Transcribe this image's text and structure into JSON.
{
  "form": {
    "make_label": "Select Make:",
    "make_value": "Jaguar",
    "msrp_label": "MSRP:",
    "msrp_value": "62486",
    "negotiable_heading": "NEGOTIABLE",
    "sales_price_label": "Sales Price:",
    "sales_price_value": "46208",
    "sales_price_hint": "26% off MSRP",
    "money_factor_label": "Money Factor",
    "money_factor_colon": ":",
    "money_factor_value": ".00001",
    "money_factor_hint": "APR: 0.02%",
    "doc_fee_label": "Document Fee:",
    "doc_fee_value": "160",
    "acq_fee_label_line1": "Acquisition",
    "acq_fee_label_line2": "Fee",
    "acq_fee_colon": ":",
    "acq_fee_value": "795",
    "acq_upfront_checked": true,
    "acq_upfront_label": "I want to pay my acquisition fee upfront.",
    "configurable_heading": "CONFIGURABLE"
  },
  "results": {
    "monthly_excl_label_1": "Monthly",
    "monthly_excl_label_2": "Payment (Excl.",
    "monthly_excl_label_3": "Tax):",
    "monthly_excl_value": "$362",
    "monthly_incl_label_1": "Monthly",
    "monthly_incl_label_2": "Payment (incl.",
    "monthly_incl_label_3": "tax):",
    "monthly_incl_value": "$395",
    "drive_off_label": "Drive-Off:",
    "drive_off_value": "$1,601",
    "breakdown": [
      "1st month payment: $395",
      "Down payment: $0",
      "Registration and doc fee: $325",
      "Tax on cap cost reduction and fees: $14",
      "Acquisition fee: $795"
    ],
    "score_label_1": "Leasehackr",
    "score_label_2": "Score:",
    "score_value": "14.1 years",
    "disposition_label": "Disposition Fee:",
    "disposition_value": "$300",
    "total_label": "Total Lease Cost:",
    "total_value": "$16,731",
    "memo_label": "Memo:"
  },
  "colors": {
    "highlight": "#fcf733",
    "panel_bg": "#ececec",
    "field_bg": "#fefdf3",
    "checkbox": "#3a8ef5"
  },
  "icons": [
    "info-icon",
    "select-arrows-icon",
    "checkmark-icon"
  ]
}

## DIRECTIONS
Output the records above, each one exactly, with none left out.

## RESULT BELOW
Transcribe this image's text and structure into JSON.
{
  "form": {
    "make_label": "Select Make:",
    "make_value": "Jaguar",
    "msrp_label": "MSRP:",
    "msrp_value": "62486",
    "negotiable_heading": "NEGOTIABLE",
    "sales_price_label": "Sales Price:",
    "sales_price_value": "46208",
    "sales_price_hint": "26% off MSRP",
    "money_factor_label": "Money Factor",
    "money_factor_colon": ":",
    "money_factor_value": ".00001",
    "money_factor_hint": "APR: 0.02%",
    "doc_fee_label": "Document Fee:",
    "doc_fee_value": "160",
    "acq_fee_label_line1": "Acquisition",
    "acq_fee_label_line2": "Fee",
    "acq_fee_colon": ":",
    "acq_fee_value": "795",
    "acq_upfront_checked": true,
    "acq_upfront_label": "I want to pay my acquisition fee upfront.",
    "configurable_heading": "CONFIGURABLE"
  },
  "results": {
    "monthly_excl_label_1": "Monthly",
    "monthly_excl_label_2": "Payment (Excl.",
    "monthly_excl_label_3": "Tax):",
    "monthly_excl_value": "$362",
    "monthly_incl_label_1": "Monthly",
    "monthly_incl_label_2": "Payment (incl.",
    "monthly_incl_label_3": "tax):",
    "monthly_incl_value": "$395",
    "drive_off_label": "Drive-Off:",
    "drive_off_value": "$1,601",
    "breakdown": [
      "1st month payment: $395",
      "Down payment: $0",
      "Registration and doc fee: $325",
      "Tax on cap cost reduction and fees: $14",
      "Acquisition fee: $795"
    ],
    "score_label_1": "Leasehackr",
    "score_label_2": "Score:",
    "score_value": "14.1 years",
    "disposition_label": "Disposition Fee:",
    "disposition_value": "$300",
    "total_label": "Total Lease Cost:",
    "total_value": "$16,731",
    "memo_label": "Memo:"
  },
  "colors": {
    "highlight": "#fcf733",
    "panel_bg": "#ececec",
    "field_bg": "#fefdf3",
    "checkbox": "#3a8ef5"
  },
  "icons": [
    "info-icon",
    "select-arrows-icon",
    "checkmark-icon"
  ]
}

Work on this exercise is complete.